Eventually, founders and core members of a protocol would introduce decentralization initiatives, such as implementing onchain voting processes or making node operation permissionless such as the case with Lido. 

SEC’s Focus on Consensys and Lido

Although, like most DeFi projects, Lido has had a roadmap to decentralization for a while, the initiative comes several days after the SEC charged Consensys for offering and selling unregistered securities, namely Lido and Rocket Pool’s liquid staking tokens, through Metamask, a crypto wallet where people can stake and swap cryptocurrencies. 
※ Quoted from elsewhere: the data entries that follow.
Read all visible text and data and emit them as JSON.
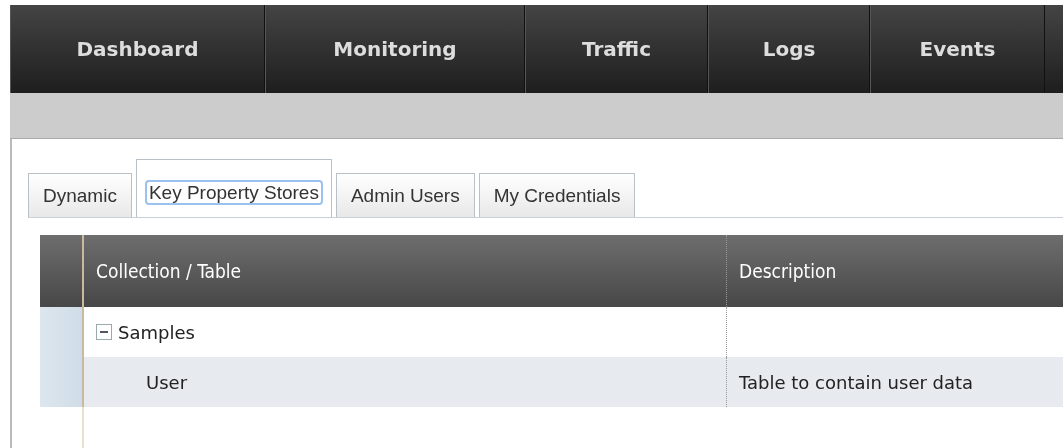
{
  "nav": {
    "items": [
      {
        "label": "Dashboard"
      },
      {
        "label": "Monitoring"
      },
      {
        "label": "Traffic"
      },
      {
        "label": "Logs"
      },
      {
        "label": "Events"
      }
    ]
  },
  "tabs": [
    {
      "label": "Dynamic",
      "selected": false
    },
    {
      "label": "Key Property Stores",
      "selected": true
    },
    {
      "label": "Admin Users",
      "selected": false
    },
    {
      "label": "My Credentials",
      "selected": false
    }
  ],
  "table": {
    "columns": [
      "Collection / Table",
      "Description"
    ],
    "rows": [
      {
        "name": "Samples",
        "description": "",
        "expanded": true,
        "children": [
          {
            "name": "User",
            "description": "Table to contain user data"
          }
        ]
      }
    ]
  }
}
Consensys, which is also a node operator for Lido, “has offered and sold tens of thousands of unregistered securities on behalf of liquid staking program providers Lido and Rocket Pool, who created and issue liquid staking tokens (called stETH and rETH) in exchange for staked assets,” the SEC’s press release states

Read More: Could the SEC Have a Case Against Liquid Staking Protocols?

The complaint calls Lido and Rocket Pool issuers of unregistered securities, alleging that their staking programs “are each offered and sold as investment contracts and, therefore, securities.” 

Following the prongs of the so-called Howey test, which, since a 1946 court case, has been the legal measure to determine whether an investment is a securities offering, the agency said these liquid staking tokens meet the criteria. 

In its press release it said, the buyers of LSTs “make an investment of ETH in a common enterprise with a reasonable expectation of profits from the managerial efforts of Lido and Rocket Pool, respectively.” However, neither Lido nor Rocket Pool has filed registrations to offer these securities with the SEC. 

With the fourth prong of the Howey test being “the managerial efforts of others,” crypto projects have sought to be decentralized enough that such a third party could not be easily named. 

When Unchained reached out to the founders and key members of Lido in May for commentary on whether the SEC took action against the liquid staking provider or contacted them about stETH, Unchained did not receive a response. According to a snapshot vote taken in Aug. 2022, Eric Hill, who goes by @Rotorless on X, is Lido’s head of legal and general counsel. However, when Unchained contacted Hill for commentary, he said he did not hold that position anymore and wasn’t “the right person to talk to.”

After the SEC’s lawsuit against Consensys, when Unchained highlighted SEC’s claims that stETH is an unregistered security, Lido marketing lead Kasper Rasmussen said, “We’re on it,” but did not provide additional insights. 

LDO, the governance token for Lido, has decreased 6.3% in the past 24 hours and 19.7% over the last 30 days to trade at $1.92, making its market cap stand at $1.7 billion, per CoinGecko

UPDATE (July 3, 2024, 3:08 p.m. ET): Added clarification on the timeline for Lido’s plan to make the process to become a node validator permissionless, as well as the way Lido founders and key members responded to queries about regulatory issues when Unchained reached out to them in May.